This week, ARRA varieties from coast to coast in Australia

Western Australian growers have embraced ARRA 15

The great success of the ARRA™ varieties in Western Australia can be attributed to the remarkable efforts of Romeo’s Best General Manager, Stephen Dever who has spent the last three years learning the landscape, the climate, the conditions and mainly, the growers of Carnarvon, Western Australia, who undertook this year’s plantings and this year’s harvesting. We are seeing a combination of second and first year production.

Joe & Marie Leca Farms W.A.

The ARRA 15 (branded as ARRA Sweeties™) looks very promising. Following the protocol, Oscar Leca believes everything is on track. As Oscar relates, “The California field trip this year really opened up my eyes to the potential for my farm, growing to the protocols is the key!”

ARRA 15: First year at the Leca farm

A & MF Paulino Family W.A.

In its second year of production, the ARRA 15 looks as good as last year’s and holds great promise for the future. Frank and Carlos Paulino are extremely happy with the variety and its yield. Carlos says, “We’re still learning, but we love it!”

This year is the second year of commercial harvest of ARRA 15 in Carnarvon from the Paulino family.

The success of the ARRA 15 in the diverse climate of the Australian continent proves once again that the ARRA protocols can be successfully adapted to any growing environment worldwide.

ARRA 15: First year vines in Carnarvon

Full of Eastern Promise in Queensland

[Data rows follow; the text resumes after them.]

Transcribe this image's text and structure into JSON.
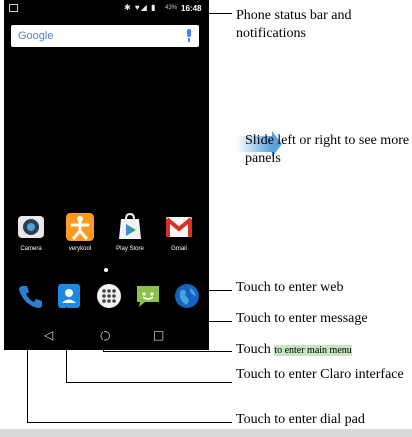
{
  "status_bar": {
    "battery": "43%",
    "time": "16:48",
    "symbols": "✱ ♥◢ ▮"
  },
  "search": {
    "logo_text": "Google"
  },
  "apps": [
    {
      "label": "Camera",
      "icon": "camera-icon"
    },
    {
      "label": "verykool",
      "icon": "verykool-icon"
    },
    {
      "label": "Play Store",
      "icon": "play-store-icon"
    },
    {
      "label": "Gmail",
      "icon": "gmail-icon"
    }
  ],
  "nav": {
    "back": "◁",
    "home": "○",
    "recent": "□"
  },
  "annotations": {
    "status_bar": "Phone status bar and notifications",
    "slide_panels": "Slide left or right to see more panels",
    "web": "Touch to enter web",
    "message": "Touch to enter message",
    "main_menu_prefix": "Touch",
    "main_menu_suffix": "to enter main menu",
    "claro": "Touch to enter Claro interface",
    "dial": "Touch to enter dial pad"
  },
  "colors": {
    "phone_bg": "#000000",
    "arrow_blue": "#5aa4de",
    "highlight_green": "#c6e6c0",
    "dial_blue": "#2a7fd0",
    "claro_blue": "#1e88e5",
    "message_green": "#8bc34a",
    "verykool_orange": "#ff9a1f",
    "gmail_red": "#d93025"
  }
}
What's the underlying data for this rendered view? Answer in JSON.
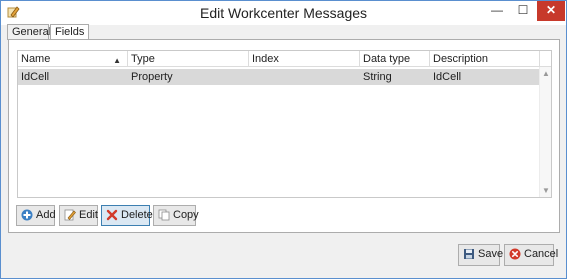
{
  "window": {
    "title": "Edit Workcenter Messages",
    "controls": {
      "minimize": "—",
      "maximize": "☐",
      "close": "✕"
    }
  },
  "tabs": [
    {
      "label": "General",
      "selected": false
    },
    {
      "label": "Fields",
      "selected": true
    }
  ],
  "grid": {
    "columns": [
      "Name",
      "Type",
      "Index",
      "Data type",
      "Description"
    ],
    "sort_column": "Name",
    "sort_direction": "ascending",
    "rows": [
      {
        "name": "IdCell",
        "type": "Property",
        "index": "",
        "data_type": "String",
        "description": "IdCell"
      }
    ]
  },
  "actions": {
    "add": "Add",
    "edit": "Edit",
    "delete": "Delete",
    "copy": "Copy"
  },
  "footer": {
    "save": "Save",
    "cancel": "Cancel"
  },
  "colors": {
    "close_button": "#c7392b",
    "selected_row": "#d9d9d9",
    "focus_border": "#3c7fb1"
  }
}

New ARRA plantations under the dramatic skies of Emerald

Romeo’s Best operation in Emerald, Queensland

Romeo’s Best new site manager, Douw van de Merwe and head of growing, Lindsay Romeo are extremely impressed with the yields and quality of the fruit. Romeo’s believe that ARRA 15 definitely has a place in the Emerald harvest window. 

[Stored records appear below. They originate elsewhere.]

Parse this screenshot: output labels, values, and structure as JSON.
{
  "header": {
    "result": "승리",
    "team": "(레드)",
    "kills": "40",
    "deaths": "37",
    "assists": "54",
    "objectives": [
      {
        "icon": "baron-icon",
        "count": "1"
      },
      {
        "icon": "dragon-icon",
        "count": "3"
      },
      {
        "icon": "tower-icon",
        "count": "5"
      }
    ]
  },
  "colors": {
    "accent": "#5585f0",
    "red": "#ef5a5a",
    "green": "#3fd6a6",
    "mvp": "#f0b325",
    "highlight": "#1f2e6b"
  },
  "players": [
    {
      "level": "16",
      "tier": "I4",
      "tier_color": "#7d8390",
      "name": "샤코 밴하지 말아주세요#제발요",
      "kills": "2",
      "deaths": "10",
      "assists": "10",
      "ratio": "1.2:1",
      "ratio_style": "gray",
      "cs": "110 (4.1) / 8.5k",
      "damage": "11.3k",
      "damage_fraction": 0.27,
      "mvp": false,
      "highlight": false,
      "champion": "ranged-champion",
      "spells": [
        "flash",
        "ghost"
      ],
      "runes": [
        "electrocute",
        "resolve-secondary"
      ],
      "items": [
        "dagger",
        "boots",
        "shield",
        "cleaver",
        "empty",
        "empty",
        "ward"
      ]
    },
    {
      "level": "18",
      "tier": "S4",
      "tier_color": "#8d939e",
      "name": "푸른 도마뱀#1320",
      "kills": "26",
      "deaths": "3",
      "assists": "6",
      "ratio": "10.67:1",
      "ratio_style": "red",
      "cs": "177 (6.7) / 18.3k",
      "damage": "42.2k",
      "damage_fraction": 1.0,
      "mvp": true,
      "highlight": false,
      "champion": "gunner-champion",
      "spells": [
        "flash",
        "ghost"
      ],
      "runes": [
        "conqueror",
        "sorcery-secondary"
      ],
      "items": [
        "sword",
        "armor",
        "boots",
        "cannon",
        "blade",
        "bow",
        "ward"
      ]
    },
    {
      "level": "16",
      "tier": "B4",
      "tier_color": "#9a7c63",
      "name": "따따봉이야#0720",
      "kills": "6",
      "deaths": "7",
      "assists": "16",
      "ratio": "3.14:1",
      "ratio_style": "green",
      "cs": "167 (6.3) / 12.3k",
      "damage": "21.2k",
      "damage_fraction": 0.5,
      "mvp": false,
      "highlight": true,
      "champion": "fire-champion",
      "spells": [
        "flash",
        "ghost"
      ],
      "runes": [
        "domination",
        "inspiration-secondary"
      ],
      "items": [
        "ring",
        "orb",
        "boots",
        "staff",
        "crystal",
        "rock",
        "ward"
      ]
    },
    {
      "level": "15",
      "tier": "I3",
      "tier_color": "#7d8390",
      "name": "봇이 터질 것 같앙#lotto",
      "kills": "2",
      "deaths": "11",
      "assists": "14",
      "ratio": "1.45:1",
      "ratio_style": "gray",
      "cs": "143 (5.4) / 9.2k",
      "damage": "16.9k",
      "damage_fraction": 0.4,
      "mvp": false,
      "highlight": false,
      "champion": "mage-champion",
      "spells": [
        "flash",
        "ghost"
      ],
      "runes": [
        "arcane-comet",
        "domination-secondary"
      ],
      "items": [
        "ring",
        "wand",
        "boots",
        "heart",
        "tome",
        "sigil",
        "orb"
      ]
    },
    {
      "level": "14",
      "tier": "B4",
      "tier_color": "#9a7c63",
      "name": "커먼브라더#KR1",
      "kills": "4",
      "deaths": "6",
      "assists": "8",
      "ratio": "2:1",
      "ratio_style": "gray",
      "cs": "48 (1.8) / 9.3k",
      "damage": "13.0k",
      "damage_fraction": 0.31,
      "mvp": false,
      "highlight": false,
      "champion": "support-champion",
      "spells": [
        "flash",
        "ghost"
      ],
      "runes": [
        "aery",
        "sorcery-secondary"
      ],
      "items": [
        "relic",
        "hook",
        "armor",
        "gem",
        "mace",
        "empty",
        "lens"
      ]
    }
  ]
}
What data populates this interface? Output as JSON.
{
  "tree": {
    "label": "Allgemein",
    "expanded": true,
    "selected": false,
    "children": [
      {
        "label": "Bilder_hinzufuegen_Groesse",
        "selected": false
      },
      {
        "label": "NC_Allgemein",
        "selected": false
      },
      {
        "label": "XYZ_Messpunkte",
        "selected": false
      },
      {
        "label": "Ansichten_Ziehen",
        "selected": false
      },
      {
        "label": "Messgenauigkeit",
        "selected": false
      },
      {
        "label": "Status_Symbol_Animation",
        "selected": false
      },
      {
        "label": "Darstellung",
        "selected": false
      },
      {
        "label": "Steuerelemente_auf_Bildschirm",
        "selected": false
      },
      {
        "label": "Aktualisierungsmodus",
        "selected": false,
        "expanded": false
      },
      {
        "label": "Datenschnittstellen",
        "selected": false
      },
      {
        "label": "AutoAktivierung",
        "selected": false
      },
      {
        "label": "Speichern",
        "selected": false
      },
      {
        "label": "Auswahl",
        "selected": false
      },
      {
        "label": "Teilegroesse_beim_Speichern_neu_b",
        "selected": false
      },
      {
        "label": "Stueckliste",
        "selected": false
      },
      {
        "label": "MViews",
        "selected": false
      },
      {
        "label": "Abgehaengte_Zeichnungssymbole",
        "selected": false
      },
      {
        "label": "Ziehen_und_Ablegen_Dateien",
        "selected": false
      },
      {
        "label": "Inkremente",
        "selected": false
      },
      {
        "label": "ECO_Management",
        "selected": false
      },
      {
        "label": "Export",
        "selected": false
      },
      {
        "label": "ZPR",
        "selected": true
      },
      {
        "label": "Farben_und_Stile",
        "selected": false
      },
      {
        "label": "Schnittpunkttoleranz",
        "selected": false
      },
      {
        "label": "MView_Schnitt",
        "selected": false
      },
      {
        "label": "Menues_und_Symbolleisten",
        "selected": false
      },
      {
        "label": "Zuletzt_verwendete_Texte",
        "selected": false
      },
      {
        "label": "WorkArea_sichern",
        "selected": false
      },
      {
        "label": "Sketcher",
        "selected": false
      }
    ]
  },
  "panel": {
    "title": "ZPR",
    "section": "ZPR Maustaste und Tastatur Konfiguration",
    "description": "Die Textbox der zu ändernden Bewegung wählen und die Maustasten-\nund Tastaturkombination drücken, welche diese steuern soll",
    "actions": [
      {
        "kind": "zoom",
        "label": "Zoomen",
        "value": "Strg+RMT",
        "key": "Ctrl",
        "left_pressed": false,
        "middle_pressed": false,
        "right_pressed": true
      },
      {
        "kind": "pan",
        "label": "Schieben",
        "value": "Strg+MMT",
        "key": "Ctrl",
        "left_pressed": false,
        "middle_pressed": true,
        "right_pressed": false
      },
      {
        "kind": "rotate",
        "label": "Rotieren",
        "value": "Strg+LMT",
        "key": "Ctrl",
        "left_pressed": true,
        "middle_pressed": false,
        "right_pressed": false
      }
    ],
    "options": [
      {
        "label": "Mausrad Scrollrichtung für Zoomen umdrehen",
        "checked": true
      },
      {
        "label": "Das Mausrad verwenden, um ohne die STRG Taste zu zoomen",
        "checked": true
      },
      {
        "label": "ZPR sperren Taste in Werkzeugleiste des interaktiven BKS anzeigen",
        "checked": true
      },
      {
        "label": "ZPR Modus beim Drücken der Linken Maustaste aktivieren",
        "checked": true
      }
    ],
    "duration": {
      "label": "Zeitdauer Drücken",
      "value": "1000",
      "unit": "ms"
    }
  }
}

J & A Staier Farm, Queensland E.A.

The new rising ARRA star in Australia, the ARRA 29 in its first year of production exceeds all expectations. It appears that the adaptation of the variety to the Australian environment is faster than we predicted.  

ARRA 30: John Staier decided to grow his first crop of ARRA 30 naturally without any Gibb protocol, resulting in very pretty chubby berries, not exactly the elongated shape we know from the worldwide plantation. It will be very interesting to see the crop at harvest.

At Grapa, we are always following the exciting developments in Australia and this week, we would like to thank the ARRA growers in Carnarvon and Emerald for their supreme efforts and support of the ARRA programme in Australia.

We can’t wait to see you this week at Fruit Attraction in Madrid at Grapa stand: 
Hall 10 Stand E-09

Don’t miss out on these other newsletters: